    • Maintain water drainage- make sure rainwater from feedlots, machinery sheds, grain bins/silos, and roadways do not pool in one spot. This can go a long way in avoiding a slipping hazard when the water freezes.
    • Be extra alert when working around livestock – keep extra distance from livestock in conditions that may allow them to slip and fall.
    • Be extra cautious around livestock watering facilities and manure platforms or push off ramps. Splashing water or liquid manure can freeze and create a slipping hazard.

    Other resources can be found at https://ohioline.osu.edu/factsheet/aex-79015

    Richard Purdin, ANR / CD Educator Adams County, can be reached at 937-544-2339 or purdin.19@osu.edu. This column is provided by the OSU Agricultural Safety and Health Team. https://agsafety.osu.edu/

  14. Winter Weather Preparedness on the Farm

    Wayne Dellinger, ANR Educator Union County

    With the turn of the calendar year coming off a year with a record setting number of tropical storms, what should we expect for early 2021?  OSU Extension Climate Specialist Aaron Wilson and most others agree that Ohio will likely experience below normal temperatures and average to possibly above average snowfall depending on how scenarios evolve. 

    How do we prepare the farm for such conditions?  Take advantage of daylight, when temperatures are warmer, and when weather is favorable to winterize equipment and buildings.  This is also a good time for routine maintenance so there is less probability of breakdowns needing repair when conditions are less than favorable. 

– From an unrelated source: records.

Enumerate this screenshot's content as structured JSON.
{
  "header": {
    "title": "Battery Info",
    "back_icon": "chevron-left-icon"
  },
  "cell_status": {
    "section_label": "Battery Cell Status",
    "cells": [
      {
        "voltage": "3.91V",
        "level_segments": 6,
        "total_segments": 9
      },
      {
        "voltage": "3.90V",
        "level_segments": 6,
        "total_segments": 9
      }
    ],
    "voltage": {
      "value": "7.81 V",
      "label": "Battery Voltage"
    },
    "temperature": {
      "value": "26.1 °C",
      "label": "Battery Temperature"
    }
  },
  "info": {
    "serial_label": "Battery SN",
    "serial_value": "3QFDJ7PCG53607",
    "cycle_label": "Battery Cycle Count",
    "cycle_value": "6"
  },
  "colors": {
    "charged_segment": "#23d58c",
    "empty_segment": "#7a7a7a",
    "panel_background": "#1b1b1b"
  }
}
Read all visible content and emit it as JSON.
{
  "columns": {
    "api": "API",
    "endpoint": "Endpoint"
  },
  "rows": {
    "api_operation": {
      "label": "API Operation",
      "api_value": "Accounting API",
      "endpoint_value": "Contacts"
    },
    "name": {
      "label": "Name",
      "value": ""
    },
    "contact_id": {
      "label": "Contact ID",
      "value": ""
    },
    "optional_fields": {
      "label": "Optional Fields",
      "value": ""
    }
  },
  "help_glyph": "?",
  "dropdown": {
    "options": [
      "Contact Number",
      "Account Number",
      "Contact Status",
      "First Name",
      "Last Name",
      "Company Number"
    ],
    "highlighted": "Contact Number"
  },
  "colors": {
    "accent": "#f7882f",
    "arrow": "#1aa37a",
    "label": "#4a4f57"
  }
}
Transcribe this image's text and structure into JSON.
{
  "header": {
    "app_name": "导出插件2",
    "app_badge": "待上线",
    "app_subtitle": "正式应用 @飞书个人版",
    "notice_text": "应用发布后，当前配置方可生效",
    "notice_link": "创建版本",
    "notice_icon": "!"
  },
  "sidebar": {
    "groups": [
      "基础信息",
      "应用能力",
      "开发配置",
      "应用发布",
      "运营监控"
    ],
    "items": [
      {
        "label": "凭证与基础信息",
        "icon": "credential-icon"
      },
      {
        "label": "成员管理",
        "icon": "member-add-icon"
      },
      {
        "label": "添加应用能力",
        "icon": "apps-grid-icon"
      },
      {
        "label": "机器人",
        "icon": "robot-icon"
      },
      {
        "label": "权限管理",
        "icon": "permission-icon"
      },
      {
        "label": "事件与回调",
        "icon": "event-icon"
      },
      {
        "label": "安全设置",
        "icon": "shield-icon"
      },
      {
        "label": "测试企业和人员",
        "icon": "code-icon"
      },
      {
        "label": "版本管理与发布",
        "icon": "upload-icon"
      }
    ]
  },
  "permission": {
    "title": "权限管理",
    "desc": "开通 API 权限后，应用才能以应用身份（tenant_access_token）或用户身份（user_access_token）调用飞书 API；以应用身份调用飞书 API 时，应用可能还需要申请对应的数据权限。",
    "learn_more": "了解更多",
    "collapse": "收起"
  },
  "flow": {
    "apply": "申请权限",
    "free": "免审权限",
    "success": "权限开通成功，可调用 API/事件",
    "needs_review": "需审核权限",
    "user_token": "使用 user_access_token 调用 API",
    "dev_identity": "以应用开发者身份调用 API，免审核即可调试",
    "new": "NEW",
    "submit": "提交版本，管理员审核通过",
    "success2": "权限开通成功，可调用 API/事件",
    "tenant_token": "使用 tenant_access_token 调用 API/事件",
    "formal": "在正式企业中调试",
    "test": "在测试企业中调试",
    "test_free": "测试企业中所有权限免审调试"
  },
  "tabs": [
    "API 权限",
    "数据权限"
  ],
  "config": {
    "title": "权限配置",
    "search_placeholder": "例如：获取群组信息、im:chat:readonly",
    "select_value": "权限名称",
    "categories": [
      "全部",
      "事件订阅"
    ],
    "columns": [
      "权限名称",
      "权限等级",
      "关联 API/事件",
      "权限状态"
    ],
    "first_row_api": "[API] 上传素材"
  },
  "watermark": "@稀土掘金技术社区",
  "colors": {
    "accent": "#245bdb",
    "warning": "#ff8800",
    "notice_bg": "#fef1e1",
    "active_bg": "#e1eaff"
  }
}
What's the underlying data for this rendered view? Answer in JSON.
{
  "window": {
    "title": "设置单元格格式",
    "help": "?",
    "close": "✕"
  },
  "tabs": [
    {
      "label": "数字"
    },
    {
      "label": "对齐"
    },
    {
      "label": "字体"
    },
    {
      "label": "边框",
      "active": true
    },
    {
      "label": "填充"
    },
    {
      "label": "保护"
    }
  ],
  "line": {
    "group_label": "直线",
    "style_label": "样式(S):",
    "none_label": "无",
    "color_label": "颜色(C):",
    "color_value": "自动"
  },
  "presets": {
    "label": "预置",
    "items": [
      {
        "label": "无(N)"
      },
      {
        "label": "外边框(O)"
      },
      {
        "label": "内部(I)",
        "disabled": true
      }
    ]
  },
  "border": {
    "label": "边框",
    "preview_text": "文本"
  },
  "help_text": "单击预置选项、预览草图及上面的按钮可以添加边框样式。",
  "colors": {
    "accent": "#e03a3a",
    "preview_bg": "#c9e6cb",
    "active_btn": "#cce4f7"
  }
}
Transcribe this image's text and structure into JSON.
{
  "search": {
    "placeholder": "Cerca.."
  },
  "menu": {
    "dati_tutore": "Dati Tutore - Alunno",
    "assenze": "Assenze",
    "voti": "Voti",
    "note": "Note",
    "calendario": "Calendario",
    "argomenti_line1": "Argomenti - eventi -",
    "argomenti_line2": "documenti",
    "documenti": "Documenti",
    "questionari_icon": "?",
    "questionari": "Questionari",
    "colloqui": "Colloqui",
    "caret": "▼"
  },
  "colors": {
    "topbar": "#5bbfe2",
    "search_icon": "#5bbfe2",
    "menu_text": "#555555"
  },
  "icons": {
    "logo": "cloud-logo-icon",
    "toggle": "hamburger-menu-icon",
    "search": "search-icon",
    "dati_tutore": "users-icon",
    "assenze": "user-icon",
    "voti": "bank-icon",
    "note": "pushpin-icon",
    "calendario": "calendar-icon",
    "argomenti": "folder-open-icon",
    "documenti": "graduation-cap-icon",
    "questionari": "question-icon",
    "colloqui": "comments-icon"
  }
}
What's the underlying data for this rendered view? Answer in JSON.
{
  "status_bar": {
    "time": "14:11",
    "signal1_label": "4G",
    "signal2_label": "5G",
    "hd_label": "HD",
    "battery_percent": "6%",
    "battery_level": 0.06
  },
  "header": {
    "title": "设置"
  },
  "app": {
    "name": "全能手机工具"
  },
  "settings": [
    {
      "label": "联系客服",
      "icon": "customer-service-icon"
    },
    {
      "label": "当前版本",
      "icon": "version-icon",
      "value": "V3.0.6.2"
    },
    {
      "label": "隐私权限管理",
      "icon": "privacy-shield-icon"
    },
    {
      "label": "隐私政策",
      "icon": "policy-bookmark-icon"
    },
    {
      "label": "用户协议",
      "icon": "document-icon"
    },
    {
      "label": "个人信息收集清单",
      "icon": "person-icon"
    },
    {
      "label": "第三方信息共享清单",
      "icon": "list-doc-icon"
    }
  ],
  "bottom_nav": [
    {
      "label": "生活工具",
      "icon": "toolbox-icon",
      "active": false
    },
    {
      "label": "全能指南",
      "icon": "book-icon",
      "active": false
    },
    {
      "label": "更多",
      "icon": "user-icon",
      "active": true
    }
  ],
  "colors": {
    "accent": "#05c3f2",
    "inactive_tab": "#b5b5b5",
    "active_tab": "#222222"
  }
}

    Keep an eye on the weather.  Being aware of not only the short-term forecast, but also the long-term forecast is as important in the winter as it is in the Spring when trying to get crops in the ground.  Before a heavy snow falls, it is beneficial to clearly mark where drives are and especially where any lagoons and ponds are located.  This will assist those less familiar with the layout of the farmstead to avoid dangerous situations.

    Be prepared for the unexpected with livestock.  Do not wait until temperatures are below freezing to shop for a water tank heater.  You will most likely find an empty shelf.  Have water tank heaters ready as well as any heat lamps that may be necessary for farrowing, lambing, kidding, etc.  Have a contingency plan for power outages that will allow you to get water to livestock.  Depending on the forecast, you may want some extra supplies of feed and bedding material in case trips to town and deliveries may be delayed or not possible.

    Take care of yourself!  Layer clothing so depending on the amount of physical labor you are performing you may remain comfortable.  Ensure your head and hands are always warm.  Even as in the summer, be mindful to stay hydrated and avoid over-exertion.  When using alternate power and heating sources, be mindful of carbon monoxide buildup and provide adequate ventilation.  At all times, let someone know where you will be working.

    Being prepared increases safety, reduces stress, and facilitates smooth operation in less than ideal circumstances.

    Wayne Dellinger, ANR Educator Union County, can be reached at 937-644-8117 ex. 3024 or dellinger.6@osu.edu. This column is provided by the OSU Agricultural Safety and Health Team. https://agsafety.osu.edu/